On the way back, the maps app we have been using, Maps.me, decided, not for the first time, to take us on a very interesting route, so it took a long time and some odd ‘roads’ for us to get back!
It does this as it isn’t programmed for vehicles, rather just walking. In a strange way I will miss riding bikes and using it for navigation as whilst not funny at the time and having been a catalyst for many arguments between Anna and I, it has been quite funny in hindsight.
Uluwatu is a national park, very green and hilly with an amazing coastline, quite similar, I would imagine, to a tropical Devon!
We set off the next morning (our last full day in Asia) on the bikes as we had heard rumours of an abandoned plane in a quarry and with the intentions of doing something a little stupid in order to climb on and in it, we set off to find it.
Unfortunately, the walls to the quarry were huge and steep and the only road in was a chained up high metal gate so entry was impossible, whilst I was potentially up for something a little stupid, it would have been very stupid to attempt a descent to here.
After this minor disappointment, despite it looking cool but not making much sense being where it was, we headed to the coast and took up a seat at a pretty expensive bar, understandably so considering the view of the coastline that belonged to it and had a reminiscent beer, talking about the past month together before moving onto somewhere more affordable for lunch.
Joe wasn’t feeling too well having damaged his shoulder and neck surfing so as he went for a sleep, Anna and I set off to find her some new flip flops, her’s having broken earlier that day, coincidentally close to the day mine broke as we purchased them together.
I was determined to find her a pair having earlier given her a piggy back between the bar and restaurant then back to the bikes due to the floor being too hot! So determined that we actually bought a real branded product from a real shop opposed to some fake branded goods which has become the norm!
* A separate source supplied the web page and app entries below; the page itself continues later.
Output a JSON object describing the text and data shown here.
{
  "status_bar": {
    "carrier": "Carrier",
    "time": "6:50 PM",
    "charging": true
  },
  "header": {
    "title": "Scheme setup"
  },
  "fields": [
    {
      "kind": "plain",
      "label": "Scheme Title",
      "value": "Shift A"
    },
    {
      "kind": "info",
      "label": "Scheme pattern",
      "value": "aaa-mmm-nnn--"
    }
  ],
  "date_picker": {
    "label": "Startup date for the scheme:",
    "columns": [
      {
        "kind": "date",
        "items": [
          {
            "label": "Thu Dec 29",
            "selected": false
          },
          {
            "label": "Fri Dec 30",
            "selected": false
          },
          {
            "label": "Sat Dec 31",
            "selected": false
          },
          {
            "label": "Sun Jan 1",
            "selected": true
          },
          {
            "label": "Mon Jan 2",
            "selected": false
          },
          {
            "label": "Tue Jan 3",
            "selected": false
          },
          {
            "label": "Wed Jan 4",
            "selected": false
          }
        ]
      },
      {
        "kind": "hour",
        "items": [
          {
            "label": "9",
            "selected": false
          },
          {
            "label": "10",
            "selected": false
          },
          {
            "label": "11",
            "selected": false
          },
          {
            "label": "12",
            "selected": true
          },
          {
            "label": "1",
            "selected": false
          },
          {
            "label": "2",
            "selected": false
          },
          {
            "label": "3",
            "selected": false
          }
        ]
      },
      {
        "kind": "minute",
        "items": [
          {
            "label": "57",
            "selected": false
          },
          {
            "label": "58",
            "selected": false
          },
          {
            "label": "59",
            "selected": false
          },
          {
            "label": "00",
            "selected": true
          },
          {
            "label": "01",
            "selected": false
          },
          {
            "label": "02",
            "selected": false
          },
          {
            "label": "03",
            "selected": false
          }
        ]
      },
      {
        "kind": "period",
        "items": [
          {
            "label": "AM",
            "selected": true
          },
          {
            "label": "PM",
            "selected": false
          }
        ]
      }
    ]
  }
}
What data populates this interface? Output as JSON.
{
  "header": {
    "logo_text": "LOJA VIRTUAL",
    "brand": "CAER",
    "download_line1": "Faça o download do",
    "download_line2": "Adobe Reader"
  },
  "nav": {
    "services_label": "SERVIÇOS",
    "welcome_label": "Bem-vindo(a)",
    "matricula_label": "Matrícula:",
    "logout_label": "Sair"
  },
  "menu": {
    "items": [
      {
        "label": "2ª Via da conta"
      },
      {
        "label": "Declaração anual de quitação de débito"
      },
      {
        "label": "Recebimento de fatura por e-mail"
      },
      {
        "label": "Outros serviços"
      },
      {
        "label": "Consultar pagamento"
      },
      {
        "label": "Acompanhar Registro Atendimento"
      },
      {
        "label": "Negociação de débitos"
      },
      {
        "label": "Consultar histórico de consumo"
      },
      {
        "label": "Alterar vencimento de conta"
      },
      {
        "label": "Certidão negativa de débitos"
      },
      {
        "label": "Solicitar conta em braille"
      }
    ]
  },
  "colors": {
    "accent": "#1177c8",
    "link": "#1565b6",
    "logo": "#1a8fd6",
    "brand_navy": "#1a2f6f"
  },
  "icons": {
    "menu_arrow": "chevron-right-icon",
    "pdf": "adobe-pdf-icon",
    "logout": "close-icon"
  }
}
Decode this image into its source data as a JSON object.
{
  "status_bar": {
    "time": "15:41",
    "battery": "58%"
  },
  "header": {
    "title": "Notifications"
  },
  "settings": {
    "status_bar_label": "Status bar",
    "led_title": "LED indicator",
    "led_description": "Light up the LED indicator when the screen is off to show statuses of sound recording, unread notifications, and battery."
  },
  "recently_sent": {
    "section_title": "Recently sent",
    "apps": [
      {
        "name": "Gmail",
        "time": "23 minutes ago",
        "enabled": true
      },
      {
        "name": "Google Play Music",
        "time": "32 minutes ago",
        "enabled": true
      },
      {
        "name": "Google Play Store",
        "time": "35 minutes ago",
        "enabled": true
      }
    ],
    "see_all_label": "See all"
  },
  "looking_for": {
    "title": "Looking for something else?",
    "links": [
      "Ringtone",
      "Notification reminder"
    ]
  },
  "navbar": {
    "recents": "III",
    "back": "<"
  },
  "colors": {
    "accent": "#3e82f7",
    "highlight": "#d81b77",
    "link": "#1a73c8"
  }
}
I also took advantage of Asian pricing whilst I still could and getting a haircut and doing some laundry.
Joe felt a bit better by the time we had returned so we went out for dinner.
Dissapointingly, our last day in Asia was spent sheltering from the rain although thankfully the kindness of the hotel owner didn’t stop at the free bike rental but she also let us stay way past our check out time until 8pm when our airport transfer collected us.
It was a strange feeling getting to the airport knowing that this leg of the journey was now over, Australia will be a big change of pace, culture and a very different experience but the previous five months have been absolutely unbelievable!
Indonesia is yet another country I have completely fallen in love with and is spread across approximately 18,000 islands, 6,000 of which are inhabited.
Due to this the culture changes obviously and dramatically across even the few which we managed to visit.
We had been warned the food wasn’t great here with the country renowned for having a sweet tooth but we only found this to be the case in East Java, the food elsewhere being really good!
The Indonesian people are so laid back, proper islanders who are amongst the smiliest we have found throughout Asia, they also seemed almost as determined to go out of their way to help us as some of the Thai people we encountered.
There is so much to do here, we had one of the busiest months we have had on the trip having visited volcano’s, rainforests, mountains, waterfalls, beaches and even islands where dragons live!
I have said this in summary to most countries visited on this trip but I really mean it when I say we will have to return to Indonesia, there is so much here which we missed!
From India to Indonesia we have seen (,smelt in some cases in India) and experienced some amazing things, not least our first taste of long term travel, which I sense may become addictive!
Without getting too spiritual, this has opened my eyes to a lot and probably changed me slightly but most of all, it has been an unbelievably fun extended holiday and we have been lucky enough to make some great friends, as well as meet a few existing ones along the way, so bring on the next chapter, a small step towards reality, Australia!